Gold hits one-week high as dollar eases, pandemic worsens
Gold prices touched a one-week high on Monday as the dollar retreated while mounting US coronavirus cases fuelled concerns over the pandemic's impact on economic recovery, underpinning hopes of further monetary stimulus.
Spot gold rose 0.2 percent to $1,892.15 per ounce by 0540 GMT, after hitting its highest level since November 9 at $1,898.81 earlier in the session.
The US gold futures were up 0.3 percent at $1,892.20.
The dollar index hit a one-week trough, making bullion cheaper for holders of other currencies.
Coronavirus cases crossed the 11-million mark in the United States on Sunday, while President-elect Joe Biden's top advisers called for urgent action to address the crisis.

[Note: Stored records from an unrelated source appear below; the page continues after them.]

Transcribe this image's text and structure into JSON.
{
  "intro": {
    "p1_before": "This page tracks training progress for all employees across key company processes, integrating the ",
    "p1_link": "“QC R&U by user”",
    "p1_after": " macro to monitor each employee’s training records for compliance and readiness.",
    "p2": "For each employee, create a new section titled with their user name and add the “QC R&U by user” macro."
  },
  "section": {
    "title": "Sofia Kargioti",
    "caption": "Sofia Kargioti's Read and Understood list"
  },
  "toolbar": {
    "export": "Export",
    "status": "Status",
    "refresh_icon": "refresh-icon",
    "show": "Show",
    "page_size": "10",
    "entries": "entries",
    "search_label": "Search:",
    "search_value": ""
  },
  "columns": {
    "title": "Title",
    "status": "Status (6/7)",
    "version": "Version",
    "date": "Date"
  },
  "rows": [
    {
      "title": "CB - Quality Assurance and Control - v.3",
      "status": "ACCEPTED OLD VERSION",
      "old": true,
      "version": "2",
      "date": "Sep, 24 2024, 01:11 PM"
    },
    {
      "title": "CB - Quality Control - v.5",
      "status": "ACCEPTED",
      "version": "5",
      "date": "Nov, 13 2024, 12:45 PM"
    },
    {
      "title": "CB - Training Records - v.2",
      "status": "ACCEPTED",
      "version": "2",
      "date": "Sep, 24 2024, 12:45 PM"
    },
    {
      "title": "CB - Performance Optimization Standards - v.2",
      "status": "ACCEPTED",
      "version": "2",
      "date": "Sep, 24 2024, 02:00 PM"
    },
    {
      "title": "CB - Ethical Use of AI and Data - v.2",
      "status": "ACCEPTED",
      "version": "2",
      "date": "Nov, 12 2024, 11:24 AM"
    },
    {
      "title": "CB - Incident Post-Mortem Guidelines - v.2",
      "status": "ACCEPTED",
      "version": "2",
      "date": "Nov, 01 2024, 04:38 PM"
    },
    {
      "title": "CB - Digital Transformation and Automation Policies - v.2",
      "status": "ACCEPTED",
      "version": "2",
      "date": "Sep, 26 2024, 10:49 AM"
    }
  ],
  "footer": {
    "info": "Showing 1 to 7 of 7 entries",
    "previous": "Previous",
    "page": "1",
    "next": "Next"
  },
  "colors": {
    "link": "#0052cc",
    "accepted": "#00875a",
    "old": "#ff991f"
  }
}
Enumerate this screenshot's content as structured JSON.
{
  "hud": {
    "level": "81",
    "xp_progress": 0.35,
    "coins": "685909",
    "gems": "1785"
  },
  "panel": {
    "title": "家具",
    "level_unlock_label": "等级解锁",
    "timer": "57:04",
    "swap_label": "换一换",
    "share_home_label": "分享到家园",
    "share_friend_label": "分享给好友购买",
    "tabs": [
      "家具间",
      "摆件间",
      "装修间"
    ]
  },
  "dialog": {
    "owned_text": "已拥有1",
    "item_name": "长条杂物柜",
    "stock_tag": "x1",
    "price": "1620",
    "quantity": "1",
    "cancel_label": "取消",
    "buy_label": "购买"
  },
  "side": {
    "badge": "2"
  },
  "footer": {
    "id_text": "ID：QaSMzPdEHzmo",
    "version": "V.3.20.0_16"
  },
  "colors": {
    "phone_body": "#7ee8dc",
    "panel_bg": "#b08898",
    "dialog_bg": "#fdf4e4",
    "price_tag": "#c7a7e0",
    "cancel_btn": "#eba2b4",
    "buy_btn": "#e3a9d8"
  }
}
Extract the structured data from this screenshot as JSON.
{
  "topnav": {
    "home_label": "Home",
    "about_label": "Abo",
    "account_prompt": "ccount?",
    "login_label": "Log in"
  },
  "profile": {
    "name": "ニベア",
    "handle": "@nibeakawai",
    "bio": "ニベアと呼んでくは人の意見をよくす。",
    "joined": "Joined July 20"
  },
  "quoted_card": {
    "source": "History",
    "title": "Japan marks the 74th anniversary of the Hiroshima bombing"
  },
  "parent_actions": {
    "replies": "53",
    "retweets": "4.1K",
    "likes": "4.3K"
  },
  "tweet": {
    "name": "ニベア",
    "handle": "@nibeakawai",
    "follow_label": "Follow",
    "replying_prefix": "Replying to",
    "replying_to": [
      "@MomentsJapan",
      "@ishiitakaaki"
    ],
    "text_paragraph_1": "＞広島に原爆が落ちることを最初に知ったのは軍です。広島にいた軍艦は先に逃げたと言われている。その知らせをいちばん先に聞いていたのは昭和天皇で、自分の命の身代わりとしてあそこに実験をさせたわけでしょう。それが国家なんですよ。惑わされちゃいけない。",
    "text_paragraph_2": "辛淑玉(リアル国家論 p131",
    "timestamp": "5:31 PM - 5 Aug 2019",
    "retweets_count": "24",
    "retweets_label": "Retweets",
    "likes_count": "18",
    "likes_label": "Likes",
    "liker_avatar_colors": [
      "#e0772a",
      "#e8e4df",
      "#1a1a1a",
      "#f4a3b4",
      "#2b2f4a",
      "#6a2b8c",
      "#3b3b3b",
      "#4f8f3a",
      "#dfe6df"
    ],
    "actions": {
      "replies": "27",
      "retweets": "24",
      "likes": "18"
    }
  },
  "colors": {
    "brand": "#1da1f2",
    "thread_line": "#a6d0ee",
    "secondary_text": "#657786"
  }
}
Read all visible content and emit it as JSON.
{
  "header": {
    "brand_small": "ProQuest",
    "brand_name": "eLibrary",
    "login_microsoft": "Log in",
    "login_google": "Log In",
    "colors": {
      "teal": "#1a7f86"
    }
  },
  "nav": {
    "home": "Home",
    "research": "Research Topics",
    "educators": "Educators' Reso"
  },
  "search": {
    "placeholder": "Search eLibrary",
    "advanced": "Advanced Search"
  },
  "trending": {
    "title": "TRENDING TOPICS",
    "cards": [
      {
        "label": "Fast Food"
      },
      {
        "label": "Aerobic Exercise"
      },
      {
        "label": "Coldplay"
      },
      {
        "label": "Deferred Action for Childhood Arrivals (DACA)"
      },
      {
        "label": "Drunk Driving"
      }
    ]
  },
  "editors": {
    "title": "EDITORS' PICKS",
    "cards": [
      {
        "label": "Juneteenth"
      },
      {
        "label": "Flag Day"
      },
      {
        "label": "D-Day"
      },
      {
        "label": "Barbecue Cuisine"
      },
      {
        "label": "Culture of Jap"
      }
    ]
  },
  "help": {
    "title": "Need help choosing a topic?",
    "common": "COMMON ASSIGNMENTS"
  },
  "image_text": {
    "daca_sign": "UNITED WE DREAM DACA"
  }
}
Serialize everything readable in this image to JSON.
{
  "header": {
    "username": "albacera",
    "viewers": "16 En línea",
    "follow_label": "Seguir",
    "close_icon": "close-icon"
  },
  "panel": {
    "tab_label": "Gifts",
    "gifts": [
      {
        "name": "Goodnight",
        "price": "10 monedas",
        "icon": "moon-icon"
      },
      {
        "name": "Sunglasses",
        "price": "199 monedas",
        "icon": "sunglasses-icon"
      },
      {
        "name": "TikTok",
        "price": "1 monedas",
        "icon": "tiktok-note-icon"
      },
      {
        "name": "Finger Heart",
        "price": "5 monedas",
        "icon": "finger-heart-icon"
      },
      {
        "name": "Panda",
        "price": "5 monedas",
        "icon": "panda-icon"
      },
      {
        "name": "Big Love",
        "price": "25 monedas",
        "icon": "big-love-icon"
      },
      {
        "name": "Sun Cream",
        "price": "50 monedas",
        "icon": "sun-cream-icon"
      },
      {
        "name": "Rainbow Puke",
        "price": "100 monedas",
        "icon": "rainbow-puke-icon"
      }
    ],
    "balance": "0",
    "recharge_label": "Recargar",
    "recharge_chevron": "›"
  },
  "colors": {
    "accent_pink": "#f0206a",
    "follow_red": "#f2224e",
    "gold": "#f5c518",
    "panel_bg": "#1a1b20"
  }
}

"There are still underlying problems in structural economies, with job creation being the biggest problem," said Stephen Innes, chief global market strategist at financial services firm Axi.
"Central banks are going to keep the markets flushed enough to bridge this gap between now and the vaccine."
Germany's Economy Minister Peter Altmaier said the country should brace for another 4-5 months of severe measures to halt the outbreak.
US Federal Reserve Chairman Jerome Powell repeated last week his view that more action from the central bank and Congress, in the form of further fiscal stimulus, would likely be needed.
Gold, which tends to benefit from stimulus measures from central banks as it is considered a hedge against inflation and currency debasement, has soared 25 percent this year.
Prices fell 3.3 percent last week after Pfizer said its experimental COVID-19 vaccine was over 90 percent effective based on initial trial results.
"From a technical point of view, gold may face some resistance around $1,900-$1,905," said Howie Lee, an economist at OCBC Bank, adding that bullion's move higher depends on clarity on fresh US fiscal stimulus.
Silver rose 1.1 percent to $24.91 per ounce. Platinum rose 1 percent to $897.52, while palladium was 1.1 percent higher at $2,350.20.